3. Be curious about new technologies
The industry is moving so fast, it's easy to be left behind. Without technology, artists are forever inefficient in what they do. For example, the infusion of AI in game art creation is exciting, but production pipelines are slow to change. The initial reaction to change is always reluctance and suspicion, hence it's important to instill a sense of curiosity into the culture. Technology can also make what we do more efficient, a simple script can mean an artist is free from doing repetitive and boring tasks so they can focus on creating believable art.
Over the years, we have learned that the best way to resolve production issues is to over-communicate. That means Gantt charts, dashboards, project management calls, team asset reviews, and asking a lot of questions. Don't be reluctant to talk because you are worried about using up precious hours in your day: communicating effectively can save so much more time in return.
5. Don't hire mechanics, hire artists
It's much easier to get artists to learn the tools than to get "mechanics" to learn art.
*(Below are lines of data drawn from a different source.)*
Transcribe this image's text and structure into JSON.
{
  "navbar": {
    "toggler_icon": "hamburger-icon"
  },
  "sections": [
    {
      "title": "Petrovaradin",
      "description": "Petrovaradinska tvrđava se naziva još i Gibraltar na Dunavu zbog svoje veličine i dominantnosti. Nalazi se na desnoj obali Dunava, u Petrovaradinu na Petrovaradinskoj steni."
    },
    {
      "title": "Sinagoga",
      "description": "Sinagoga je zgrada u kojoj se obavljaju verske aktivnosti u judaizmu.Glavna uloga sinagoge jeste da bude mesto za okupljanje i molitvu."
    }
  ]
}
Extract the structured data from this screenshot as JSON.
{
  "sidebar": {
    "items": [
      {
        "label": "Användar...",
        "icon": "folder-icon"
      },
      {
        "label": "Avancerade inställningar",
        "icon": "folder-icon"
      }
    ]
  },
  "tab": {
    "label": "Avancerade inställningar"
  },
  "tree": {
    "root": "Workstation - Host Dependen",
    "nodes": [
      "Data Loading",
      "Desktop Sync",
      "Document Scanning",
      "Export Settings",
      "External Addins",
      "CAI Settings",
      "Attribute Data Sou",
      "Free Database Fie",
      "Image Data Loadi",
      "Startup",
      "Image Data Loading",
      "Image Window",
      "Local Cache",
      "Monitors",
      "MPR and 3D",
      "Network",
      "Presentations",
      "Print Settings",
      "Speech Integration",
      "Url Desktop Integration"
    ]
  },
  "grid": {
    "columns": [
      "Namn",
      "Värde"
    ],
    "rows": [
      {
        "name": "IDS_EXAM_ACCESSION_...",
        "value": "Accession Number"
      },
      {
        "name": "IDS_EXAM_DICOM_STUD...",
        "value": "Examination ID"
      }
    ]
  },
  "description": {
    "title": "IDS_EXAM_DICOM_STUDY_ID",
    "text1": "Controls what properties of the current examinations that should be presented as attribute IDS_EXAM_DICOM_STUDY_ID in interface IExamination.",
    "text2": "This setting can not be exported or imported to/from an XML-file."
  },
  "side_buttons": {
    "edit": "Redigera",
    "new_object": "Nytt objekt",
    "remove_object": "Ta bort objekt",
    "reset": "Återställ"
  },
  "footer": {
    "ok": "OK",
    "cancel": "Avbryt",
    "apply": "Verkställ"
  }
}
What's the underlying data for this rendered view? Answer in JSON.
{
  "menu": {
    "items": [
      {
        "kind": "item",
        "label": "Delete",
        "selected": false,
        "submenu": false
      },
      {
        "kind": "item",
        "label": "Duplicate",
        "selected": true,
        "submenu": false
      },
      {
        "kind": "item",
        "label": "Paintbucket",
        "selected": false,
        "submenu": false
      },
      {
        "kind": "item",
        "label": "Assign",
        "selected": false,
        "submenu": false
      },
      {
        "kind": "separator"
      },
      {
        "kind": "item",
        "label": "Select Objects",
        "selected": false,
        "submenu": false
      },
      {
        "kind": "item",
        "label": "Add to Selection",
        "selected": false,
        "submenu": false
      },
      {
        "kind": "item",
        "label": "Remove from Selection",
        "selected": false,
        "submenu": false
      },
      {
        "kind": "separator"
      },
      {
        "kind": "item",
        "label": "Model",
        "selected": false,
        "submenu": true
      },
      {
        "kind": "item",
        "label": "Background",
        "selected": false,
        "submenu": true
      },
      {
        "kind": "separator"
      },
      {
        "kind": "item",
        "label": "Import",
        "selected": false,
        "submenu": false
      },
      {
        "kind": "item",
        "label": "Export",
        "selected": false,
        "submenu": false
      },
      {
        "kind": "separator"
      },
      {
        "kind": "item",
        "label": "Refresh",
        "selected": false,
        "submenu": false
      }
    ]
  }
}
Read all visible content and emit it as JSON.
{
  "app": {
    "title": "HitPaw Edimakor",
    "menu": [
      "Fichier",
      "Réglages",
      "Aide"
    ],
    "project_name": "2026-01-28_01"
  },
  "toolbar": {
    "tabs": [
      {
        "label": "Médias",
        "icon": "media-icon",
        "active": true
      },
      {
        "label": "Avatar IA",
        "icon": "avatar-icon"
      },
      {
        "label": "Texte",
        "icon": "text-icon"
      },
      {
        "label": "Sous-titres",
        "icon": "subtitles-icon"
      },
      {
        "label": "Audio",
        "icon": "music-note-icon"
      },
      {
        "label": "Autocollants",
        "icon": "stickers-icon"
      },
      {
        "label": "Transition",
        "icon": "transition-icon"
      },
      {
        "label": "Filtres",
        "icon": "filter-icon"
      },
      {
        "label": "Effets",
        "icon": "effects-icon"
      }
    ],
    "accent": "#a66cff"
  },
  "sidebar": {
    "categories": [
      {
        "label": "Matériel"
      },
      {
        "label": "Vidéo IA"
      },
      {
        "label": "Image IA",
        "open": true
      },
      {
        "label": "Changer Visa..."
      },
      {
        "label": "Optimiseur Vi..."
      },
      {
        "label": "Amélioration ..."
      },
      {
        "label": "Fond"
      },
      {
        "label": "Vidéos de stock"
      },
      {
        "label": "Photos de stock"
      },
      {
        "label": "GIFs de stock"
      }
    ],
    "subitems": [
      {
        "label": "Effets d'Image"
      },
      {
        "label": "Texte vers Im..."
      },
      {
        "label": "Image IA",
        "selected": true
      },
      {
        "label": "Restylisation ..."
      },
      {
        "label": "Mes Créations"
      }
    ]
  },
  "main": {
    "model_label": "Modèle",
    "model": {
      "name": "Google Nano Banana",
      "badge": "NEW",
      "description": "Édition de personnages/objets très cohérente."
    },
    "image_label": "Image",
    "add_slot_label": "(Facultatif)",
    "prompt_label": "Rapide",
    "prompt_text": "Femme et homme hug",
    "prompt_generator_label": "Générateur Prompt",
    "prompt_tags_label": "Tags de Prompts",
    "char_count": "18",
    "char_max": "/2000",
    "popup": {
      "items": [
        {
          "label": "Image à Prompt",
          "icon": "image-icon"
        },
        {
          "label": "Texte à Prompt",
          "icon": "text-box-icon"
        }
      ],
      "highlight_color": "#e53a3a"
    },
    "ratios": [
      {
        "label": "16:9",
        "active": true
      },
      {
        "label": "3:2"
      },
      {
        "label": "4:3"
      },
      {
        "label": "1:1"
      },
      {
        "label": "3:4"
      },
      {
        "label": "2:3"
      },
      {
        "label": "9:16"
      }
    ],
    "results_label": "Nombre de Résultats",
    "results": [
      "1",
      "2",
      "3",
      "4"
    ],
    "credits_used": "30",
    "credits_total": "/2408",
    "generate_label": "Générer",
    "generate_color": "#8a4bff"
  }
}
No matter how advanced the tools of our trade get, there will still be a need for true artists to create believable art. I think every manager has at one point or another made the mistake of hiring someone who is great at driving the art creation tools but may not have strong artistic skills. In the long run, and it happens almost every time, it's the artist's skill that beats out the software jockey hands down.
6. You need to manage on all cylinders
Game development and especially art creation is about managing a multi-disciplinary team. The individuals who make up the art team come from very different backgrounds and will require different ways of management, perhaps even more so than those from technical backgrounds. With this comes the need to be able to manage each person differently. There is no rule of thumb for managing artists, and certainly none for managing both artists and 'everyone else'.
Importantly, making a game means we are working with talented individuals who do not normally work together. They will each look at and resolve a problem in a different way. If done well, the result is a like a symphony where the whole is greater than the sum of its parts. But the opposite can happen as well, resulting in a wasteland no one wants to set foot in.
The biggest lesson I have learned is to utilize humility: nobody is omniscient and there is power to develop a culture where everyone is encouraged to say "I don't know but let's figure this out together"
7. Last but not least, build an environment that artists want to work in
It may sound cool that we are making games, but in reality, it can be very demanding. Hence, it's important to build an environment where employees want to come work. Many of our artists love playing games and it's important for them to love the games that they make so they need to be given the opportunity to play.
"It's much easier to get artists to learn the tools than to get "mechanics" to learn art"
Food and fun are always important and we make sure we fill the studios with a lot of it. We invest in our talent, training them and equipping them with world-class tools and capabilities to deliver to the highest possible standards.
Although this may sound trite, I feel it an absolute necessity for management to create a safe environment where artists can explore and learn.
This is the first in a series of pieces focusing on development insight from Keywords Studios. For more information on their services, including Art and Animation, visit https://www.keywordsstudios.com/.
GamesIndustry.biz previously interviewed Andrew Brown about the changing development landscape.
About Ashley Liu
Ashley Liu is the Art Service Line Director at Keywords Studios, responsible for a pipeline which employs over 1200 talented creatives. Previously Founder and CEO of Mindwalk Studios in Shanghai she led the digital art and animation studio for 12 years before it was acquired by Keywords Studios in 2016.